#### Records shown ####
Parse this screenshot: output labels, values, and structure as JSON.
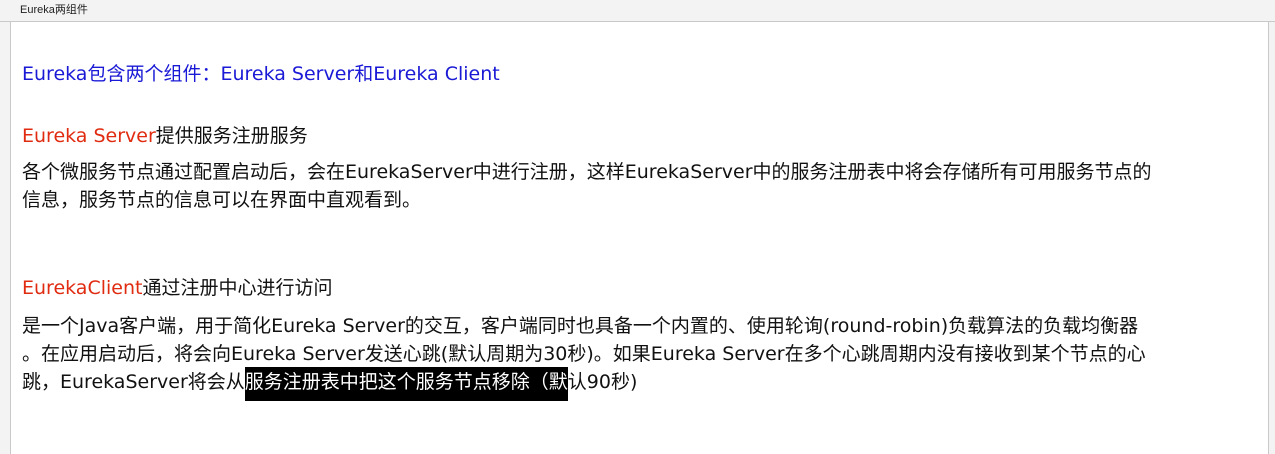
{
  "window": {
    "title": "Eureka两组件"
  },
  "document": {
    "heading": "Eureka包含两个组件：Eureka Server和Eureka Client",
    "server": {
      "name": "Eureka Server",
      "title_suffix": "提供服务注册服务",
      "para_line1": "各个微服务节点通过配置启动后，会在EurekaServer中进行注册，这样EurekaServer中的服务注册表中将会存储所有可用服务节点的",
      "para_line2": "信息，服务节点的信息可以在界面中直观看到。"
    },
    "client": {
      "name": "EurekaClient",
      "title_suffix": "通过注册中心进行访问",
      "para_line1": "是一个Java客户端，用于简化Eureka Server的交互，客户端同时也具备一个内置的、使用轮询(round-robin)负载算法的负载均衡器",
      "para_line2": "。在应用启动后，将会向Eureka Server发送心跳(默认周期为30秒)。如果Eureka Server在多个心跳周期内没有接收到某个节点的心",
      "para_line3_plain": "跳，EurekaServer将会从",
      "para_line3_highlight": "服务注册表中把这个服务节点移除（默",
      "para_line3_rest": "认90秒)"
    }
  },
  "colors": {
    "heading": "#1a1ad6",
    "term": "#e02b10",
    "body_text": "#111111",
    "highlight_bg": "#000000",
    "highlight_text": "#ffffff"
  }
}
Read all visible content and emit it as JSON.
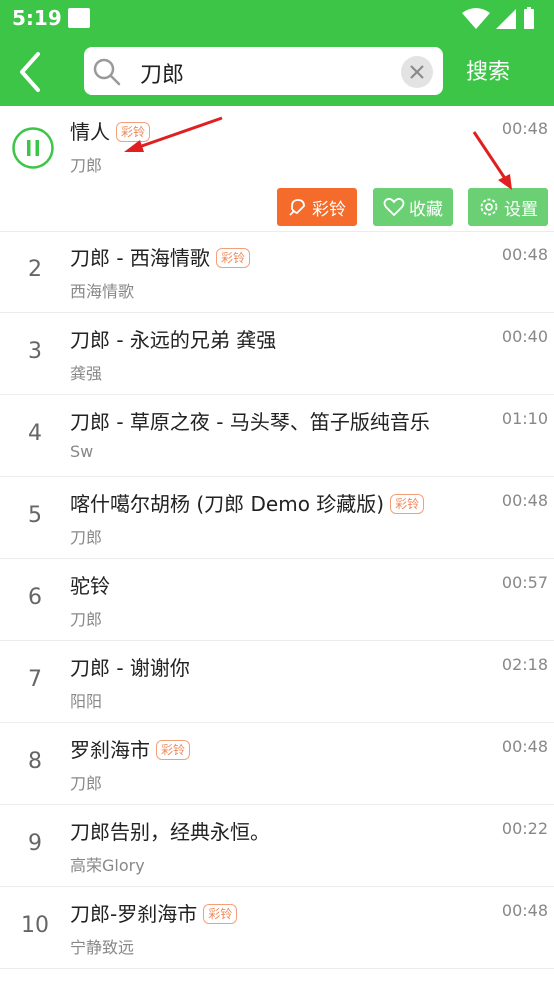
{
  "status_bar": {
    "time": "5:19"
  },
  "search": {
    "query": "刀郎",
    "submit_label": "搜索"
  },
  "badge_label": "彩铃",
  "now_playing": {
    "title": "情人",
    "artist": "刀郎",
    "duration": "00:48",
    "actions": {
      "ringtone": "彩铃",
      "favorite": "收藏",
      "settings": "设置"
    }
  },
  "songs": [
    {
      "num": "2",
      "title": "刀郎 - 西海情歌",
      "artist": "西海情歌",
      "duration": "00:48",
      "badge": true
    },
    {
      "num": "3",
      "title": "刀郎 - 永远的兄弟 龚强",
      "artist": "龚强",
      "duration": "00:40",
      "badge": false
    },
    {
      "num": "4",
      "title": "刀郎 - 草原之夜 - 马头琴、笛子版纯音乐",
      "artist": "Sw",
      "duration": "01:10",
      "badge": false
    },
    {
      "num": "5",
      "title": "喀什噶尔胡杨 (刀郎 Demo 珍藏版)",
      "artist": "刀郎",
      "duration": "00:48",
      "badge": true
    },
    {
      "num": "6",
      "title": "驼铃",
      "artist": "刀郎",
      "duration": "00:57",
      "badge": false
    },
    {
      "num": "7",
      "title": "刀郎 - 谢谢你",
      "artist": "阳阳",
      "duration": "02:18",
      "badge": false
    },
    {
      "num": "8",
      "title": "罗刹海市",
      "artist": "刀郎",
      "duration": "00:48",
      "badge": true
    },
    {
      "num": "9",
      "title": "刀郎告别，经典永恒。",
      "artist": "高荣Glory",
      "duration": "00:22",
      "badge": false
    },
    {
      "num": "10",
      "title": "刀郎-罗刹海市",
      "artist": "宁静致远",
      "duration": "00:48",
      "badge": true
    }
  ],
  "colors": {
    "header": "#3cc546",
    "ring_button": "#f46b2b",
    "green_button": "#6bd074",
    "badge": "#f08a5d",
    "annotation_arrow": "#e02020"
  }
}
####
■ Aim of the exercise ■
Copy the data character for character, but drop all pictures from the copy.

■ Exercise result ■
Parse this screenshot: output labels, values, and structure as JSON.
{
  "window": {
    "title": "Eureka两组件"
  },
  "document": {
    "heading": "Eureka包含两个组件：Eureka Server和Eureka Client",
    "server": {
      "name": "Eureka Server",
      "title_suffix": "提供服务注册服务",
      "para_line1": "各个微服务节点通过配置启动后，会在EurekaServer中进行注册，这样EurekaServer中的服务注册表中将会存储所有可用服务节点的",
      "para_line2": "信息，服务节点的信息可以在界面中直观看到。"
    },
    "client": {
      "name": "EurekaClient",
      "title_suffix": "通过注册中心进行访问",
      "para_line1": "是一个Java客户端，用于简化Eureka Server的交互，客户端同时也具备一个内置的、使用轮询(round-robin)负载算法的负载均衡器",
      "para_line2": "。在应用启动后，将会向Eureka Server发送心跳(默认周期为30秒)。如果Eureka Server在多个心跳周期内没有接收到某个节点的心",
      "para_line3_plain": "跳，EurekaServer将会从",
      "para_line3_highlight": "服务注册表中把这个服务节点移除（默",
      "para_line3_rest": "认90秒)"
    }
  },
  "colors": {
    "heading": "#1a1ad6",
    "term": "#e02b10",
    "body_text": "#111111",
    "highlight_bg": "#000000",
    "highlight_text": "#ffffff"
  }
}
Read all visible content and emit it as JSON.
{
  "status_bar": {
    "time": "5:19"
  },
  "search": {
    "query": "刀郎",
    "submit_label": "搜索"
  },
  "badge_label": "彩铃",
  "now_playing": {
    "title": "情人",
    "artist": "刀郎",
    "duration": "00:48",
    "actions": {
      "ringtone": "彩铃",
      "favorite": "收藏",
      "settings": "设置"
    }
  },
  "songs": [
    {
      "num": "2",
      "title": "刀郎 - 西海情歌",
      "artist": "西海情歌",
      "duration": "00:48",
      "badge": true
    },
    {
      "num": "3",
      "title": "刀郎 - 永远的兄弟 龚强",
      "artist": "龚强",
      "duration": "00:40",
      "badge": false
    },
    {
      "num": "4",
      "title": "刀郎 - 草原之夜 - 马头琴、笛子版纯音乐",
      "artist": "Sw",
      "duration": "01:10",
      "badge": false
    },
    {
      "num": "5",
      "title": "喀什噶尔胡杨 (刀郎 Demo 珍藏版)",
      "artist": "刀郎",
      "duration": "00:48",
      "badge": true
    },
    {
      "num": "6",
      "title": "驼铃",
      "artist": "刀郎",
      "duration": "00:57",
      "badge": false
    },
    {
      "num": "7",
      "title": "刀郎 - 谢谢你",
      "artist": "阳阳",
      "duration": "02:18",
      "badge": false
    },
    {
      "num": "8",
      "title": "罗刹海市",
      "artist": "刀郎",
      "duration": "00:48",
      "badge": true
    },
    {
      "num": "9",
      "title": "刀郎告别，经典永恒。",
      "artist": "高荣Glory",
      "duration": "00:22",
      "badge": false
    },
    {
      "num": "10",
      "title": "刀郎-罗刹海市",
      "artist": "宁静致远",
      "duration": "00:48",
      "badge": true
    }
  ],
  "colors": {
    "header": "#3cc546",
    "ring_button": "#f46b2b",
    "green_button": "#6bd074",
    "badge": "#f08a5d",
    "annotation_arrow": "#e02020"
  }
}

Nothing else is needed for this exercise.